Except… who takes pictures with an iPad, or any tablet for that matter? I guess Apple had to improve what came before (not a difficult task considering the iPad 2’s terrible offerings) but I continue to argue that outside of a few niche users, the iPad is just not anyone’s go-to camera no matter how great that camera might be.
Where an upgrade would have made a difference, though, is with the so-called FaceTime camera. This front-facing camera is for video chat, primarily, and it’s the same low-res VGA video recorder found on the iPad 2, which is to say, it’s terrible – a reality made even more pitiful by the Retina screen.
Talking to Yourself – Not Siri
While the new iPad doesn’t have Siri onboard, Apple did include one of her several talents: voice-to-text dictation. Enter an app or screen that accepts input, and on the keyboard you’ll see a new key to the left of the spacebar that allows you to dictate text. This feature works very, very well, but is reliant on an internet connection. As it is, you have to tap the key a second time for it to stop listening and output your speech, which I wish were not the case (or at least you could configure this in settings). Other than that, no real complaints. This is a very welcome addition and mitigates one of the disadvantages of a tablet that relies on an onscreen keyboard for input.
Why Apple chose not to include Siri-proper on the iPad 3 is a mystery to me, but since the hardware can more than handle the processes involved, it’s either one of two things (or a mixture of both). 1) Apple’s still not entirely certain Siri’s real-world performance is ready for primetime (it is still in beta, after all) or 2) they’re concerned about the backend being overloaded by millions of iPad users.
Size Matters Now
I’ve chosen the 16GB model of the iPad each time because I don’t lard my tablet with a lot of large, permanent files.
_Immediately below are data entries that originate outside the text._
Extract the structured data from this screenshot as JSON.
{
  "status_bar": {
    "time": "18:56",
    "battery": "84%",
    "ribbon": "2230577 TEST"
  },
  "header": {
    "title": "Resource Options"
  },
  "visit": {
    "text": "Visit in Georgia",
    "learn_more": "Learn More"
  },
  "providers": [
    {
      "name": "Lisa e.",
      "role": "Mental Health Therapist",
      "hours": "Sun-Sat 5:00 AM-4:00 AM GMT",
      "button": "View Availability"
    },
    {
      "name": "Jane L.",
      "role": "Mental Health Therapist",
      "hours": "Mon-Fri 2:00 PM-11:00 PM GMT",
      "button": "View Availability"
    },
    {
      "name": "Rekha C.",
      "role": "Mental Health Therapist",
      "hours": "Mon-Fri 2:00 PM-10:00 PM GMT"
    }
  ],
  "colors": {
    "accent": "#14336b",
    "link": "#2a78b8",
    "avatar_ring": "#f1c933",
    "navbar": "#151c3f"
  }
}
Magazines, large PDFs, and the occasional video are the largest files you’ll find on my tablet, and they’re almost always temporary.
That’ll still be the case with the iPad 3, but 16GB may prove much easier to fill than it used to be. The culprit? Retina. Apps with Retina graphics (particularly graphics-intensive games), eBooks, web graphics (if updated for Retina), photos, digital magazines, even screenshots (you can see just how huge a full-sized iPad 3 screenshot is by clicking the image to the right; they’re 4MB each, but I’ve converted this to a JPEG to save time), all take up more space than they did before because of larger embedded graphics.
As I mentioned, larger video files will also be required to take full advantage of the screen. Since Apple still doesn’t offer expandable storage, you’re stuck with what you get, so choose wisely.
Why No LTE?
I’ve had an iPad for two years and simply don’t find myself in too many use-locations where Wi-Fi isn’t available. Plus, my phone can tether and LTE isn’t yet available in my area from either AT&T or Verizon. I can’t personally comment on this feature and how it works on the LTE models of iPad 3, other than to say that those who’ve tested it love it.
Is the new iPad the best ever released? In most ways, yes. But – and this may be more visceral than logical – it also feels like something has been taken away from the iPad experience. The 3rd Gen iPad is faster, has a vastly improved touchscreen, and serves up better features like Siri-powered voice dictation, a 5MP camera, and Bluetooth 4.0. But some of the magic has been lost as well.
This perception may pass with time. I hope it does. But for now, I can’t help but feel slightly let down by the heat issue. It’s like buying a car with a faster engine, a geeked-out dashboard and flashier interior, only to find that the AC doesn’t keep you cool.
I’m really not complaining here; in most respects the iPad 3 is a winner, and unquestionably blows the socks off the competition. I’m not returning it. I’m simply saying Apple may have had to sacrifice too much for what it delivered. Time will tell.
M. Nichols, Products Editor